WHAT THE TASK REQUIRES
Pictures do not belong in the copy; quote every entry below exactly.

<<<<

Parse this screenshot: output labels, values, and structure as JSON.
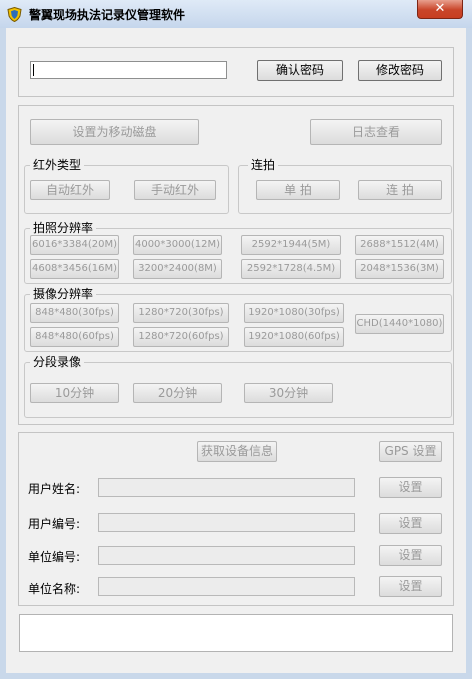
{
  "window": {
    "title": "警翼现场执法记录仪管理软件",
    "close_symbol": "✕"
  },
  "login": {
    "password_value": "",
    "confirm_label": "确认密码",
    "change_label": "修改密码"
  },
  "tools": {
    "usb_disk_label": "设置为移动磁盘",
    "log_label": "日志查看"
  },
  "infrared": {
    "title": "红外类型",
    "auto_label": "自动红外",
    "manual_label": "手动红外"
  },
  "burst": {
    "title": "连拍",
    "single_label": "单 拍",
    "continuous_label": "连 拍"
  },
  "photo_resolution": {
    "title": "拍照分辨率",
    "options": [
      "6016*3384(20M)",
      "4000*3000(12M)",
      "2592*1944(5M)",
      "2688*1512(4M)",
      "4608*3456(16M)",
      "3200*2400(8M)",
      "2592*1728(4.5M)",
      "2048*1536(3M)"
    ]
  },
  "video_resolution": {
    "title": "摄像分辨率",
    "options": [
      "848*480(30fps)",
      "1280*720(30fps)",
      "1920*1080(30fps)",
      "848*480(60fps)",
      "1280*720(60fps)",
      "1920*1080(60fps)",
      "CHD(1440*1080)"
    ]
  },
  "segment": {
    "title": "分段录像",
    "options": [
      "10分钟",
      "20分钟",
      "30分钟"
    ]
  },
  "device": {
    "get_info_label": "获取设备信息",
    "gps_label": "GPS 设置",
    "set_label": "设置",
    "fields": [
      {
        "label": "用户姓名:",
        "value": ""
      },
      {
        "label": "用户编号:",
        "value": ""
      },
      {
        "label": "单位编号:",
        "value": ""
      },
      {
        "label": "单位名称:",
        "value": ""
      }
    ]
  },
  "status": {
    "text": ""
  },
  "colors": {
    "titlebar": "#c5d6ec",
    "close_button": "#c9452a",
    "disabled_text": "#9a9a9a",
    "background": "#f0f0f0"
  }
}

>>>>

WRITTEN RESPONSE
Parse this screenshot: output labels, values, and structure as JSON.
{
  "window": {
    "title": "警翼现场执法记录仪管理软件",
    "close_symbol": "✕"
  },
  "login": {
    "password_value": "",
    "confirm_label": "确认密码",
    "change_label": "修改密码"
  },
  "tools": {
    "usb_disk_label": "设置为移动磁盘",
    "log_label": "日志查看"
  },
  "infrared": {
    "title": "红外类型",
    "auto_label": "自动红外",
    "manual_label": "手动红外"
  },
  "burst": {
    "title": "连拍",
    "single_label": "单 拍",
    "continuous_label": "连 拍"
  },
  "photo_resolution": {
    "title": "拍照分辨率",
    "options": [
      "6016*3384(20M)",
      "4000*3000(12M)",
      "2592*1944(5M)",
      "2688*1512(4M)",
      "4608*3456(16M)",
      "3200*2400(8M)",
      "2592*1728(4.5M)",
      "2048*1536(3M)"
    ]
  },
  "video_resolution": {
    "title": "摄像分辨率",
    "options": [
      "848*480(30fps)",
      "1280*720(30fps)",
      "1920*1080(30fps)",
      "848*480(60fps)",
      "1280*720(60fps)",
      "1920*1080(60fps)",
      "CHD(1440*1080)"
    ]
  },
  "segment": {
    "title": "分段录像",
    "options": [
      "10分钟",
      "20分钟",
      "30分钟"
    ]
  },
  "device": {
    "get_info_label": "获取设备信息",
    "gps_label": "GPS 设置",
    "set_label": "设置",
    "fields": [
      {
        "label": "用户姓名:",
        "value": ""
      },
      {
        "label": "用户编号:",
        "value": ""
      },
      {
        "label": "单位编号:",
        "value": ""
      },
      {
        "label": "单位名称:",
        "value": ""
      }
    ]
  },
  "status": {
    "text": ""
  },
  "colors": {
    "titlebar": "#c5d6ec",
    "close_button": "#c9452a",
    "disabled_text": "#9a9a9a",
    "background": "#f0f0f0"
  }
}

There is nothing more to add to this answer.